Reviewed by Jeffrey B. Remz
omehow after nine years in the public eye, Lauren Alaina was finally on her first headlining tour. That despite being runner up on American Idol, the show that launched her career, in 2011, and two albums.
On her own, Alaina has only had one certifiable hit, but in recent years, she's gained traction as a duets singer with Dustin Lynch, Chris Young and Kane Brown
Better late than never may apply here, and Alaina amply demonstrated that she certainly deserved to be a headliner at this stage of her career.
What set Alaina part from most of her country contemporaries was a personal authenticity. She was not afraid to talk about difficult times growing up in Georgia or not having the smoothest upbringing. (While she didn't on this night, on her previous visit to Boston one year ago, she referenced that she suffered from an eating disorder). And when she sang "Georgia Peaches," being from small town Georgia, it seemed like the real deal.
Some may talk the talk, but you get the distinct sense that Alaina knows of what she sang about.
It's no secret that Alaina is one powerful singer. That came through time and again during her 90-minute show. Alaina threw in several songs from an EP, her first release in more than three years, coming out in March. Alaina grew soulful on the percolating "Bring Out the Country In Me."
For some reason, Alaina tended to rely on videos of singing the song with the in-the-flesh version timing things just about exactly. Not so sure that was needed. Nor were recorded voice overs by Alaina in talking about herself. Being there in the flesh, she could just as well did the talking since she was more than capable elsewhere in the set. Perhaps she used this device to change her outfit several times.
Like many of her fellow musicians, she's not the most traditional with more of a modern sheen to her music. This was pretty basic guitar, bass and drums. With songs like "Ladies in the '90s" where she references Britney Spears, that only underscores the point.
Yet, the song also revealed another truth about Alaina - she was all about empowerment for females and making one's own way. "Ladies in the '90s," for example, could be seen in sharp contrast to country radio these days where women receive very short shrift.
In the fun new song, "Somebody Else's Problem," the sassy Alaina made it clear she wasn't afraid to cut the cord. On "My Kinda People," Alaina showed she's accepting of all comers. And on her biggest song, the closing "The Road Less Traveled," Alaina urged the crowd to blaze their own path, something she said has made her happy.

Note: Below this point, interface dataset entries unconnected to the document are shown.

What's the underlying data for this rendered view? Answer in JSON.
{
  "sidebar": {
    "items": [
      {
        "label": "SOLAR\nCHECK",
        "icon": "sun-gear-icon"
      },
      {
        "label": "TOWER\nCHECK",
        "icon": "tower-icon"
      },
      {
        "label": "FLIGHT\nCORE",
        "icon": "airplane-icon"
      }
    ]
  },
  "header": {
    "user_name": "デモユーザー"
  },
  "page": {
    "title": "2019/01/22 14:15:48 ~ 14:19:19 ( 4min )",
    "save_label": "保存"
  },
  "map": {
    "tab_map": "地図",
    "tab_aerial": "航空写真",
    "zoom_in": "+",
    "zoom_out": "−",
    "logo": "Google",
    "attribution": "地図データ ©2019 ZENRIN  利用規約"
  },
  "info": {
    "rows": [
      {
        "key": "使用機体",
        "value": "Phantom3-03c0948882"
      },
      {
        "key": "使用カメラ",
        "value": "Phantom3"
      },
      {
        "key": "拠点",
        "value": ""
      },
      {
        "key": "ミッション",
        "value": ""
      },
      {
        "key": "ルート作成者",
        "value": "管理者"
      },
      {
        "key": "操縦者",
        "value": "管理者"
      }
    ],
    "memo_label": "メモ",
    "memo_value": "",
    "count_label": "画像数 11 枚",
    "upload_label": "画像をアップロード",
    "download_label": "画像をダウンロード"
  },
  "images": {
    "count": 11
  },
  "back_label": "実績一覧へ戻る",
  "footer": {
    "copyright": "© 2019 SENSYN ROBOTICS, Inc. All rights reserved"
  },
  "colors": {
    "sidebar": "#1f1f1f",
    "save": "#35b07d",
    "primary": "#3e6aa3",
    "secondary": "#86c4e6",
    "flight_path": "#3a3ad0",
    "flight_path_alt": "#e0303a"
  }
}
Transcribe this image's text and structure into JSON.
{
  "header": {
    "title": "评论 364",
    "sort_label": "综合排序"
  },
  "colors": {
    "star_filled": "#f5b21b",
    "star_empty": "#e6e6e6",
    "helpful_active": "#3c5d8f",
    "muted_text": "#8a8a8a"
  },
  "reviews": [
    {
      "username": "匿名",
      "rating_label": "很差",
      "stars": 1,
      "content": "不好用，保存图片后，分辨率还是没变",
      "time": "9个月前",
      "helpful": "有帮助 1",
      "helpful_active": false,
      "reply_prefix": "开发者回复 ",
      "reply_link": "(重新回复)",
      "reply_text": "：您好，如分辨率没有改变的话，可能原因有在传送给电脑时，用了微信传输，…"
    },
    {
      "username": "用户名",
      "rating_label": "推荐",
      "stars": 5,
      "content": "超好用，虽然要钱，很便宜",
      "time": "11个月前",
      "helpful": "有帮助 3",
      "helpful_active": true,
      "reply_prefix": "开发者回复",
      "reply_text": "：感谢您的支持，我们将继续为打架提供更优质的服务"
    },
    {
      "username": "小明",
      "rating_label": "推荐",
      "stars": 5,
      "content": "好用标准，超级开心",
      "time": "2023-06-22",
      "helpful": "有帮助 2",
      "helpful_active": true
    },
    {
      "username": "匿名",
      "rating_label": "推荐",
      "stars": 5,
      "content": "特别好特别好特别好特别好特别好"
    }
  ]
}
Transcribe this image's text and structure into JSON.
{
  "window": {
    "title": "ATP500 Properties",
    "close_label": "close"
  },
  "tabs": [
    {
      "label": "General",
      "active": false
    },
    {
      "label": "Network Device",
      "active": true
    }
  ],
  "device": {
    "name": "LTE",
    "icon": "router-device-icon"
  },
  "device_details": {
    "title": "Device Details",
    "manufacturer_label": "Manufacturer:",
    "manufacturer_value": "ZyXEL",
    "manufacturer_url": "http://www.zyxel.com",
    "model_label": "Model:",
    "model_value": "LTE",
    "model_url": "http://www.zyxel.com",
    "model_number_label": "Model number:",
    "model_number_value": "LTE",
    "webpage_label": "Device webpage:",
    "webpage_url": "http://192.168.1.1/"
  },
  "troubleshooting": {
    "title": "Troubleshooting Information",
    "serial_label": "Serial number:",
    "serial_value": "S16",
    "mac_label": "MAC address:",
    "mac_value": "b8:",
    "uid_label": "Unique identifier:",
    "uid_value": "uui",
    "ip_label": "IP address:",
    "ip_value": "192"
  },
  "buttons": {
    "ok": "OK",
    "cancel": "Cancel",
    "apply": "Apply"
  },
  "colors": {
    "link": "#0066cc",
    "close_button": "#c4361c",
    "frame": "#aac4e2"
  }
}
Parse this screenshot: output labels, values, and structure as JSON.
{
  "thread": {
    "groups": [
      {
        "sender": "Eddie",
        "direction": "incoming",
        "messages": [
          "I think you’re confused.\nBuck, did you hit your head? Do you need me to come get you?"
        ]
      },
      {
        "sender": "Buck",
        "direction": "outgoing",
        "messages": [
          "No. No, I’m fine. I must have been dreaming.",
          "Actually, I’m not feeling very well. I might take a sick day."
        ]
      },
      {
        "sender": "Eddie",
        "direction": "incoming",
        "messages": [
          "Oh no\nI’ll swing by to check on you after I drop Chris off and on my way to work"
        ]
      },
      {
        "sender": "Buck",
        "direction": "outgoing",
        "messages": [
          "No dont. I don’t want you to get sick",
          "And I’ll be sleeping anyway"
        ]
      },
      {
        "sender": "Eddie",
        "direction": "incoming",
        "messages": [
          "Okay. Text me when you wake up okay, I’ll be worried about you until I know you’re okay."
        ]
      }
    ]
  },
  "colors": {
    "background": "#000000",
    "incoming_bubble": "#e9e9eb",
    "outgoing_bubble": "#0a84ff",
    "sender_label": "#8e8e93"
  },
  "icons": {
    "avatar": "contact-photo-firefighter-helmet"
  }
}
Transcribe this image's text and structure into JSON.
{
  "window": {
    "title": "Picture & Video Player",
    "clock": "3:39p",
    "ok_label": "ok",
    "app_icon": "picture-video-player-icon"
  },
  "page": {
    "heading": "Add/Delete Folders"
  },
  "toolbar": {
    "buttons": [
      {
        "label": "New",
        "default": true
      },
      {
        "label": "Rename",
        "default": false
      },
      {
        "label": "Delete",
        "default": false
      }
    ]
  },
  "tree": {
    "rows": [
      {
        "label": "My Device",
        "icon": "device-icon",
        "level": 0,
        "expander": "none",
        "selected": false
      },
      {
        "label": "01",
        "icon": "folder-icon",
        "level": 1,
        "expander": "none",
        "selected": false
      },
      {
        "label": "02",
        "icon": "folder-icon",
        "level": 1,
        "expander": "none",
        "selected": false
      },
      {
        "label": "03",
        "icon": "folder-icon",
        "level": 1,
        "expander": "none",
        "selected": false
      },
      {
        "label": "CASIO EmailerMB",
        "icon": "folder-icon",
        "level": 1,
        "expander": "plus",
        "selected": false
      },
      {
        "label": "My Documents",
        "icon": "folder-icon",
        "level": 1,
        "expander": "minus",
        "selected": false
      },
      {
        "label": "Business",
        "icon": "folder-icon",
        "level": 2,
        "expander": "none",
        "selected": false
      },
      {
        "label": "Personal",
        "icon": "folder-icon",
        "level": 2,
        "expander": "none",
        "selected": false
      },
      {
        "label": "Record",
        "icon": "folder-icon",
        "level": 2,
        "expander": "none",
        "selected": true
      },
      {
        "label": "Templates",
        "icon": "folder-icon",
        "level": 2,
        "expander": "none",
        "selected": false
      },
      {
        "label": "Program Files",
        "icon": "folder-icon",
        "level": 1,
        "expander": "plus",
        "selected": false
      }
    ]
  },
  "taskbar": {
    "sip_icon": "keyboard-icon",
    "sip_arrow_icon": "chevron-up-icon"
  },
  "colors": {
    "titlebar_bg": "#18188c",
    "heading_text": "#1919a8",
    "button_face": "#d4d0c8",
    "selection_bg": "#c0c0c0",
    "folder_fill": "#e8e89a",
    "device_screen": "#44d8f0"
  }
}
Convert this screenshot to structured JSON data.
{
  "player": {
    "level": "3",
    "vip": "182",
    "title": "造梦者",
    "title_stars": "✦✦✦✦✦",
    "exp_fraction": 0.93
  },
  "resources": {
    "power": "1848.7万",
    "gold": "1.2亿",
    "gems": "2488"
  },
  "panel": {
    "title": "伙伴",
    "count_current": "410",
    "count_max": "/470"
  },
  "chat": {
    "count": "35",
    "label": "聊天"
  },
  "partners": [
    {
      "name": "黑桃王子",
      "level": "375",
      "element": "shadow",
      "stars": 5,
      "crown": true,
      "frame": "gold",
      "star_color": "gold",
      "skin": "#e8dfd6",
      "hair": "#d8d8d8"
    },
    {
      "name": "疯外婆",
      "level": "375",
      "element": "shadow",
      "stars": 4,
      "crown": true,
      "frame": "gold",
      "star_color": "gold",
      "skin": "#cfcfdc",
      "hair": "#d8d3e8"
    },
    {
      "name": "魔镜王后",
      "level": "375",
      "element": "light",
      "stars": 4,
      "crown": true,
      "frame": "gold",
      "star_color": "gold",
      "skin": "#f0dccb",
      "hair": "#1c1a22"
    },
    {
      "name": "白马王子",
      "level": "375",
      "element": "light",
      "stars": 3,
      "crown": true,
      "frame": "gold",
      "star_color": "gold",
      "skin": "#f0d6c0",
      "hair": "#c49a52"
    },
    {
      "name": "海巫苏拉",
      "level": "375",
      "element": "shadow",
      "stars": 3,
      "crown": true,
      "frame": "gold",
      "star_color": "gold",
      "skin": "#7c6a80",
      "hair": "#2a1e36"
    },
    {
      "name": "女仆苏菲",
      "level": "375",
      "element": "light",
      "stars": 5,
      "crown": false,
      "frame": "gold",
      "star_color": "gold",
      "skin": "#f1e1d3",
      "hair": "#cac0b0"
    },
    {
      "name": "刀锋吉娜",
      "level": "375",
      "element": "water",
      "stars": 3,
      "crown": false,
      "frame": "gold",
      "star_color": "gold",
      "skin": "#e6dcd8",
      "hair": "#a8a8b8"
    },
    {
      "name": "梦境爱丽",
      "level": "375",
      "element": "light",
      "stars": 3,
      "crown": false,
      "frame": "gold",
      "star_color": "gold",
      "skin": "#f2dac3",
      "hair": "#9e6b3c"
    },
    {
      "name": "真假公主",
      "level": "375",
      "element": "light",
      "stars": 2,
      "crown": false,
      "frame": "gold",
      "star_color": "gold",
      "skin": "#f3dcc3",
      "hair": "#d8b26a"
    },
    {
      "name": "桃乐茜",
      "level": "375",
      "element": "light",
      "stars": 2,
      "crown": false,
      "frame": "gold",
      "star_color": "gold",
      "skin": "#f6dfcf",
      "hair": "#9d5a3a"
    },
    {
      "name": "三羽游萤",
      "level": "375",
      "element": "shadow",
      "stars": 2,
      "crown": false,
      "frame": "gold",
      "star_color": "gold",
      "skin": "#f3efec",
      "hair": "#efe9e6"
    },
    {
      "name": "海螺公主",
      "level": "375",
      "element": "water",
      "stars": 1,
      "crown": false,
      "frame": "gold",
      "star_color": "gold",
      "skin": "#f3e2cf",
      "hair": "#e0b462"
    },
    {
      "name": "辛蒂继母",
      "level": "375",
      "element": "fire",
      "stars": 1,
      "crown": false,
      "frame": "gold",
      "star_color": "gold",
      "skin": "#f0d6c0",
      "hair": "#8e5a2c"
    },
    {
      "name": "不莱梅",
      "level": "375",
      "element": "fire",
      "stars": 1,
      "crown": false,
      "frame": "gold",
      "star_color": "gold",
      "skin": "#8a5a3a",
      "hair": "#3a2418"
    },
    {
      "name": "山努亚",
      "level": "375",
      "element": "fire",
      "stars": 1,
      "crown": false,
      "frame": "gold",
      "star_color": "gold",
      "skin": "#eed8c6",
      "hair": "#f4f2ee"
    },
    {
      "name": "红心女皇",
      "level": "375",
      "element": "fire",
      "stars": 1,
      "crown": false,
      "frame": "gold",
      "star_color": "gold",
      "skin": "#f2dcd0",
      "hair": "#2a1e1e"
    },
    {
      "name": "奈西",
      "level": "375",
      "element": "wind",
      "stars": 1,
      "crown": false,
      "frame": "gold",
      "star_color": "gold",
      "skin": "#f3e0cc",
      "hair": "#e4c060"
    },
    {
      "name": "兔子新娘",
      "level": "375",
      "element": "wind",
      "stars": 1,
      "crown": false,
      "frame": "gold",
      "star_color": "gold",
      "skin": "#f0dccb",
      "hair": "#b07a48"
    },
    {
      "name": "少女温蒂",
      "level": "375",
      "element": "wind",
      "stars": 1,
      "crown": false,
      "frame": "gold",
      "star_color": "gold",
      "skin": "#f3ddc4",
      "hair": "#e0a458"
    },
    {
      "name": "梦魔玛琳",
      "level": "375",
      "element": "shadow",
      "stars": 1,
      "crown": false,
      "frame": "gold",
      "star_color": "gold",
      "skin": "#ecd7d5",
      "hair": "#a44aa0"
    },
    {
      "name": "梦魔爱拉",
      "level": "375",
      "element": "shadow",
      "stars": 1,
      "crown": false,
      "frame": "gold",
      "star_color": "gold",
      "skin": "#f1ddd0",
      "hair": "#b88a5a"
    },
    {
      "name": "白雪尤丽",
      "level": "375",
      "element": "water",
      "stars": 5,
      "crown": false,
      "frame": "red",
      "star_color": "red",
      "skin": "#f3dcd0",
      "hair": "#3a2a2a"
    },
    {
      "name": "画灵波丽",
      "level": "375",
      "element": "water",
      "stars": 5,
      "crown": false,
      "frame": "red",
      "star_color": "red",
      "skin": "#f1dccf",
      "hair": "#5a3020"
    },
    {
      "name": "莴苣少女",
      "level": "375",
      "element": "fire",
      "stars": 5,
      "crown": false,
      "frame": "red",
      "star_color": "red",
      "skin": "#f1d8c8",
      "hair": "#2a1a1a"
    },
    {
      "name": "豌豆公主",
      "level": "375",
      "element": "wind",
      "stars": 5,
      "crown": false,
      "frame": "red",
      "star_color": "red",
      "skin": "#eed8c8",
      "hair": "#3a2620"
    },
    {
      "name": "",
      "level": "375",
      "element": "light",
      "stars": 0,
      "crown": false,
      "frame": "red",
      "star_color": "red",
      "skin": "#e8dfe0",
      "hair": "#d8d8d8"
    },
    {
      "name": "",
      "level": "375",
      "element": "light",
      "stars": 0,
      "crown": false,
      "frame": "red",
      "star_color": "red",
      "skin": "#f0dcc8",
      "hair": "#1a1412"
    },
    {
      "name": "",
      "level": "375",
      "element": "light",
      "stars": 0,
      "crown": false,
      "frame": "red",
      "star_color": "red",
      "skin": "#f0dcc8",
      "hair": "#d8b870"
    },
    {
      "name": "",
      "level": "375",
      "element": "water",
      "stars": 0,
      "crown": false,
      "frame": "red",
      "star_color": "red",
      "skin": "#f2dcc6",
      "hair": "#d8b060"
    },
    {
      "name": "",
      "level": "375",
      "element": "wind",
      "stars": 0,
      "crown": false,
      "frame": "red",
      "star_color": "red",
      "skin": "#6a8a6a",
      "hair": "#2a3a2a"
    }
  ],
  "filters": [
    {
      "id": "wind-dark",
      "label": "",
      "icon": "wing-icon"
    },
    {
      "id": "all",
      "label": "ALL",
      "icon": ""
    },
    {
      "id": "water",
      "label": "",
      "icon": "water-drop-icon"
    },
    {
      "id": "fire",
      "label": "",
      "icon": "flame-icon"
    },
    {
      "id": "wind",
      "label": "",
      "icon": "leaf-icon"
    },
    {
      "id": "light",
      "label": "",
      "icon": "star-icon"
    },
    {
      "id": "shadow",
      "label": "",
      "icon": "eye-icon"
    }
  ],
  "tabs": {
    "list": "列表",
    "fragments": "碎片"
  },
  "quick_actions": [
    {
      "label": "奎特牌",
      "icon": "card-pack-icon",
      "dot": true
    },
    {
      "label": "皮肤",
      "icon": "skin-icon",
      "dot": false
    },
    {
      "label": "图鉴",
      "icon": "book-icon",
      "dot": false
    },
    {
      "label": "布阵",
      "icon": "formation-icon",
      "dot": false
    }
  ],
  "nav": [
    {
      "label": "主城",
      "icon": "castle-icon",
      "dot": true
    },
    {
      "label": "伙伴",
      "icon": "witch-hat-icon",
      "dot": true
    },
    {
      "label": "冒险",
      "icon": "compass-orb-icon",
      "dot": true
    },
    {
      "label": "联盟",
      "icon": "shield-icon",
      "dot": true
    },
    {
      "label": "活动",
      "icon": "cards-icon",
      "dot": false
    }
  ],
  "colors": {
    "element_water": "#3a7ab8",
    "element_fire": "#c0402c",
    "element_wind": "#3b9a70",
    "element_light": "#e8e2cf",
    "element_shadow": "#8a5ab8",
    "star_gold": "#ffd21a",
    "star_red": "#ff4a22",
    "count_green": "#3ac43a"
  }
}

Like the song says, Alaina may well be marching to the "rhythm of a different drum." It may have been a long time in coming to get to where she is, but Alaina deserved much credit for being real. That goes a long way in the sometimes manufactured musical world in which we live.
Fillmore (that's his family name) opened the show and later even sang "The What Ifs" with Alaina, taking on the role of Brown. Fillmore, man bun and all, certainly was jacked up and may have been rightfully surprised about the positive reception he received from the sold-out crowd, which often sang along.
But maybe he was too jacked up because his voice didn't quite hit the mark on a number of occasions, perhaps oversinging. His songs were not particularly special either.